Quebec History Marianopolis College

Date Published:

L’Encyclopédie de l’histoire du Québec / The Quebec History Encyclopedia


Corn Laws



[This text was written in 1948 by A. H. U. COLQUHOUN. For the full citation, see the end of the text.]


In 1846 abolition of the Corn Laws in Great Britain directly affected Canada by (1) removing the preferential duties on wheat, timber, etc., and (2) producing the discontent with imperial relations which culminated in the famous Annexation Manifesto of 1849. Tariff preference on colonial produce had existed as early as 1828; but the subject came more prominently into view after 1841, when the government of Sir Robert Peel first revised the list of customs duties in 1842, and then rather abruptly in 1846 adopted free trade.

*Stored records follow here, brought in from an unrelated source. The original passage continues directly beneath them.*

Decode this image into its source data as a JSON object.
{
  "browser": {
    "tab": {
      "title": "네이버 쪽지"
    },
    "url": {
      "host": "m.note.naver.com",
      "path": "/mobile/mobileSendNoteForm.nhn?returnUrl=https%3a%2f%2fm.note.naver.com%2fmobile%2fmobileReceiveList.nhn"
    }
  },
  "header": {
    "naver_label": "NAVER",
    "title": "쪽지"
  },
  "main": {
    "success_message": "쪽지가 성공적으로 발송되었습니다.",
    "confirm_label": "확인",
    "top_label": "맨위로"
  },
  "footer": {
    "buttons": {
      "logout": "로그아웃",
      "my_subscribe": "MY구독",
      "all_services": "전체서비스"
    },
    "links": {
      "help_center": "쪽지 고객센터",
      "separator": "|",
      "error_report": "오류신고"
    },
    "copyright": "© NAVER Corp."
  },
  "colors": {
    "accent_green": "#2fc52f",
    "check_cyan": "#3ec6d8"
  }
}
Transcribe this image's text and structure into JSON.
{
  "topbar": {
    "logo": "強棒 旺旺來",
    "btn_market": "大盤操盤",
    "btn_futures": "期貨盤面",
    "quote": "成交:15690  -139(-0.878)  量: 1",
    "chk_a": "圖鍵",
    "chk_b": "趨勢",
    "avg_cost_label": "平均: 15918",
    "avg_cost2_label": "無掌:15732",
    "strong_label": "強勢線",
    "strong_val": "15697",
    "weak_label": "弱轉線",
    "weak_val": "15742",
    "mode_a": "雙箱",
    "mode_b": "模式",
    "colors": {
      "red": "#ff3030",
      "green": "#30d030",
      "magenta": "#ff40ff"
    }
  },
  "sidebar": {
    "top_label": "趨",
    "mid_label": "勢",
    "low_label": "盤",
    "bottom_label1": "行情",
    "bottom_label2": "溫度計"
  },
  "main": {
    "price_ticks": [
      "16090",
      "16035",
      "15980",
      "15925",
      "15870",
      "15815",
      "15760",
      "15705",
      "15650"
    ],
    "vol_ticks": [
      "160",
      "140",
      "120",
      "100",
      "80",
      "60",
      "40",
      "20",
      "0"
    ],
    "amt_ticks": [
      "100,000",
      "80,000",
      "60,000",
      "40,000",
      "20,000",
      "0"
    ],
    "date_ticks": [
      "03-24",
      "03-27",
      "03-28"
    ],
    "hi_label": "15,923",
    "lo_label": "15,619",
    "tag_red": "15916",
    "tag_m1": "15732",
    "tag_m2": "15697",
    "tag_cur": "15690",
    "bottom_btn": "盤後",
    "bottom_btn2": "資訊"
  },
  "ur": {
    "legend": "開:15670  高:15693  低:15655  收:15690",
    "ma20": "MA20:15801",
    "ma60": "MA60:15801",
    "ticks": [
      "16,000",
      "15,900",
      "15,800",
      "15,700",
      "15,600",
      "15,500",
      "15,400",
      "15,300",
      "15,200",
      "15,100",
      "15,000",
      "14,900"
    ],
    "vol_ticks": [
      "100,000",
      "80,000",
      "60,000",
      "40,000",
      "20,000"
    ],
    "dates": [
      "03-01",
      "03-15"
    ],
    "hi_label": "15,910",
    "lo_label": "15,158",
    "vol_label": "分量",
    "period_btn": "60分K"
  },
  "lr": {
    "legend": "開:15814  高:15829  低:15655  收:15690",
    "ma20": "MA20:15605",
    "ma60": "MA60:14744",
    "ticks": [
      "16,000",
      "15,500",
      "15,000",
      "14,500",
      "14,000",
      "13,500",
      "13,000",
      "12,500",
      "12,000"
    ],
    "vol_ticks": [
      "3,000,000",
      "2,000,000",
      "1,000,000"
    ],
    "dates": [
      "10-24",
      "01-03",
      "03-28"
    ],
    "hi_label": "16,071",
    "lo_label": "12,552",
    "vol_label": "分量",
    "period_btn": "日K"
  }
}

The revision had reduced the preferences, but left them as a feature of tariff policy, Peel declaring: "It is desirable that we should act on the principle of treating Canada as if it were an integral part of the Empire." This hint of an imperial tariff was followed in June, 1843, by the Canada Corn Act. The Act imposed a sliding' scale of duties on wheat which, for the next three years, gave Canada a preference, varying, according to the market price, from 13s. to 15s. a quarter. The exports by the St. Lawrence route greatly increased during this period. Abolition of the Corn Laws, however, taking effect in 1849, but wiping out preferences at once (except that on West Indian sugar), checked exports. The resultant agitation in Canada was, therefore, both commercial and political. Dispassionate review of the conditions indicates that the Act had too brief an existence to develop a large trade, and that other factors contributed to the Canadian alarm. These were an increase in ocean freight rates, low prices in Great Britain, and the setting up of the bonding system by the United States Congress. The last-mentioned was a device to switch Upper Canada exports for shipment at New York. Popular opinion, however, attributed commercial depression wholly to free trade, ignoring the other causes, and the Galt tariff of the fifties, with its duties on British manufactures, drew support from this feeling. What expansion along imperial lines might have resulted, had the preferences continued, is matter for conjecture only. Free trade passed the House of Commons on May 11, 1846 , by 98 majority, and in the House of Lords, after a majority of 47 for the second reading, received third reading without a division. So definite a verdict buried hopes of preference for fifty years until the Fielding tariff of 1897, with its voluntary preference on British imports, re-opened the question. See D. L. Burn, Canada and the repeal of the Corn laws (Cambridge Historical journal, 1928).



Free trade

Imperial Preference

National Policy



Source : A. H. U. COLQUHOUN, "Corn Laws", in W. Stewart WALLACE, ed., The Encyclopedia of Canada ,   Vol. II, Toronto , University Associates of Canada , 411p., pp. 131-132.



© 2004 Claude Bélanger, Marianopolis College